- [What is required] Please find the lines in the entries below that contain the word "title", and copy each one.

[Component data from apps and pages]
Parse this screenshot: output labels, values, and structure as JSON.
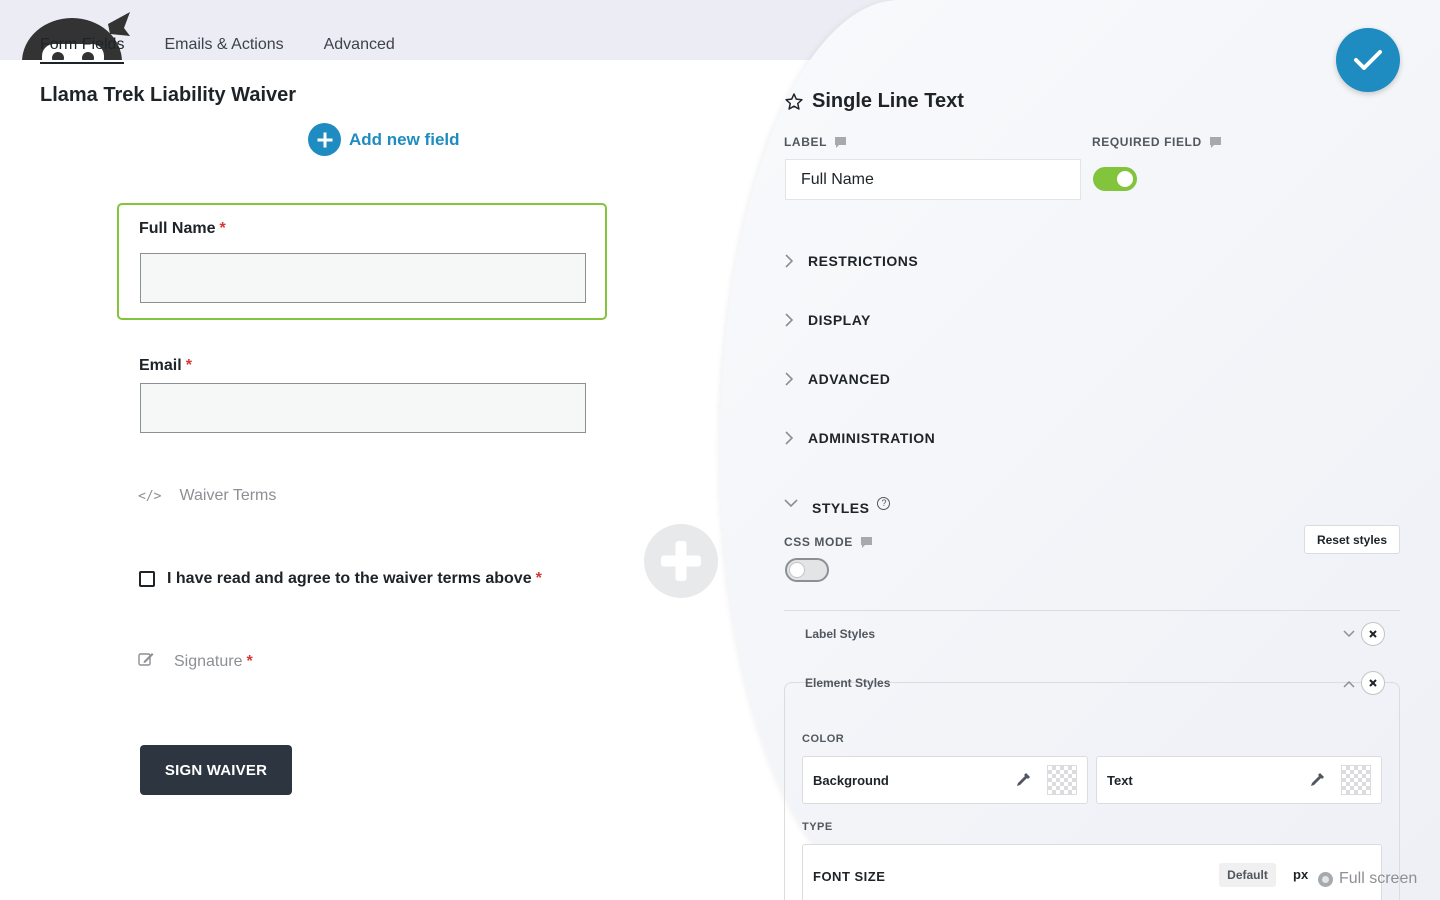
{
  "tabs": [
    {
      "label": "Form Fields"
    },
    {
      "label": "Emails & Actions"
    },
    {
      "label": "Advanced"
    }
  ],
  "form": {
    "title": "Llama Trek Liability Waiver",
    "add_field_label": "Add new field",
    "fields": {
      "full_name": {
        "label": "Full Name",
        "required_mark": "*"
      },
      "email": {
        "label": "Email",
        "required_mark": "*"
      },
      "waiver_terms": {
        "label": "Waiver Terms",
        "icon": "code-icon"
      },
      "agree": {
        "label": "I have read and agree to the waiver terms above",
        "required_mark": "*"
      },
      "signature": {
        "label": "Signature",
        "required_mark": "*",
        "icon": "edit-icon"
      }
    },
    "submit_label": "SIGN WAIVER"
  },
  "panel": {
    "title": "Single Line Text",
    "label_heading": "LABEL",
    "label_value": "Full Name",
    "required_heading": "REQUIRED FIELD",
    "required_on": true,
    "sections": [
      "RESTRICTIONS",
      "DISPLAY",
      "ADVANCED",
      "ADMINISTRATION"
    ],
    "styles_heading": "STYLES",
    "help_glyph": "?",
    "css_mode_heading": "CSS MODE",
    "css_mode_on": false,
    "reset_label": "Reset styles",
    "label_styles": "Label Styles",
    "element_styles": "Element Styles",
    "color_heading": "COLOR",
    "color_background": "Background",
    "color_text": "Text",
    "type_heading": "TYPE",
    "font_size_label": "FONT SIZE",
    "font_size_default": "Default",
    "font_size_unit": "px",
    "fullscreen_label": "Full screen"
  },
  "colors": {
    "accent": "#1e8cc0",
    "active_border": "#82c43c",
    "required": "#d63638",
    "submit_bg": "#2d3540"
  }
}
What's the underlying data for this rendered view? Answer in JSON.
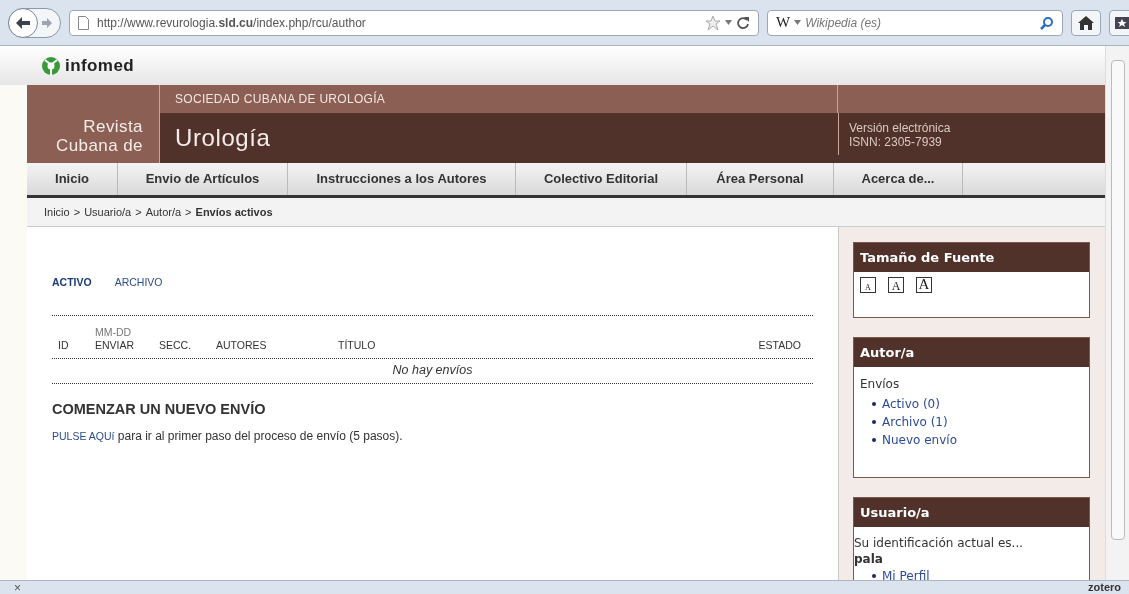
{
  "browser": {
    "url": "http://www.revurologia.**sld.cu**/index.php/rcu/author",
    "search_placeholder": "Wikipedia (es)",
    "search_engine": "W"
  },
  "site": {
    "brand": "infomed",
    "society": "SOCIEDAD CUBANA DE UROLOGÍA",
    "journal_prefix": [
      "Revista",
      "Cubana de"
    ],
    "journal_name": "Urología",
    "edition": [
      "Versión electrónica",
      "ISNN: 2305-7939"
    ]
  },
  "nav": [
    "Inicio",
    "Envio de Artículos",
    "Instrucciones a los Autores",
    "Colectivo Editorial",
    "Área Personal",
    "Acerca de..."
  ],
  "breadcrumb": [
    "Inicio",
    "Usuario/a",
    "Autor/a"
  ],
  "breadcrumb_separator": ">",
  "breadcrumb_current": "Envíos activos",
  "tabs": [
    {
      "label": "ACTIVO",
      "selected": true
    },
    {
      "label": "ARCHIVO",
      "selected": false
    }
  ],
  "table": {
    "columns": [
      {
        "label": "ID"
      },
      {
        "label": "ENVIAR",
        "sub": "MM-DD"
      },
      {
        "label": "SECC."
      },
      {
        "label": "AUTORES"
      },
      {
        "label": "TÍTULO"
      },
      {
        "label": "ESTADO"
      }
    ],
    "empty": "No hay envíos"
  },
  "new_submission": {
    "title": "COMENZAR UN NUEVO ENVÍO",
    "link": "PULSE AQUí",
    "text": "para ir al primer paso del proceso de envío (5 pasos)."
  },
  "sidebar": {
    "font_size": {
      "title": "Tamaño de Fuente",
      "sizes": [
        "A",
        "A",
        "A"
      ]
    },
    "author": {
      "title": "Autor/a",
      "label": "Envíos",
      "links": [
        "Activo (0)",
        "Archivo (1)",
        "Nuevo envío"
      ]
    },
    "user": {
      "title": "Usuario/a",
      "text": "Su identificación actual es...",
      "username": "pala",
      "links": [
        "Mi Perfil"
      ]
    }
  },
  "status_bar": {
    "close": "×",
    "addon": "zotero"
  }
}
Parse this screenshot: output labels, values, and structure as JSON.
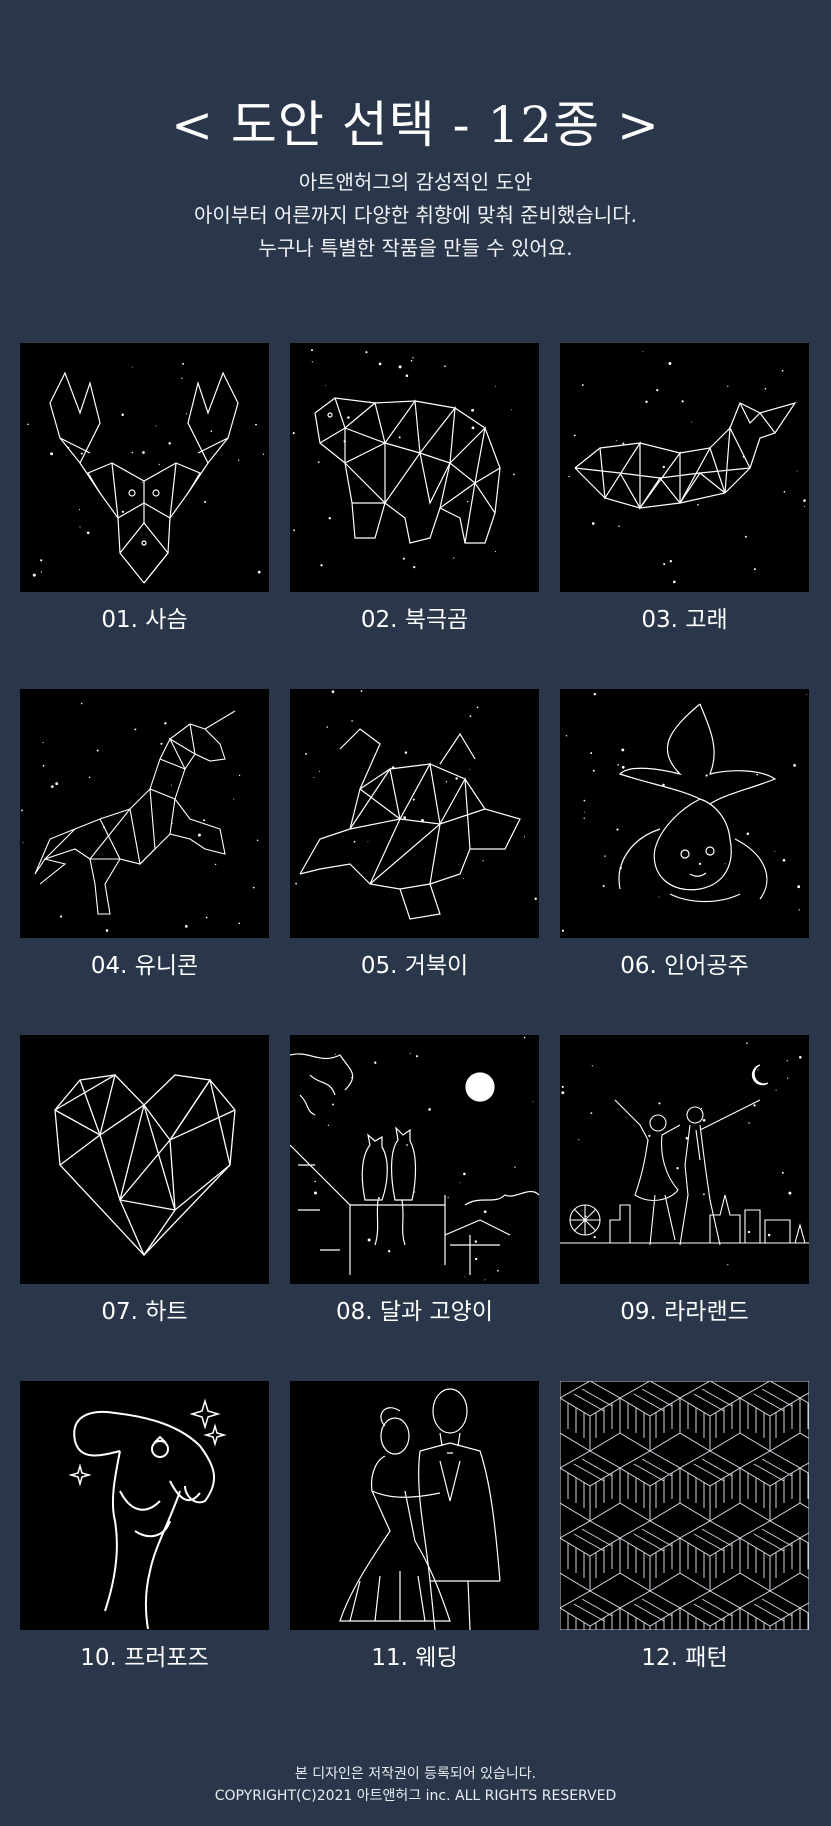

- [Response box]
    "title": "Llama Trek Liability Waiver",
    "title": "Single Line Text",
    "title": "COMENZAR UN NUEVO ENVÍO",
      "title": "Tamaño de Fuente",
      "title": "Autor/a",
      "title": "Usuario/a",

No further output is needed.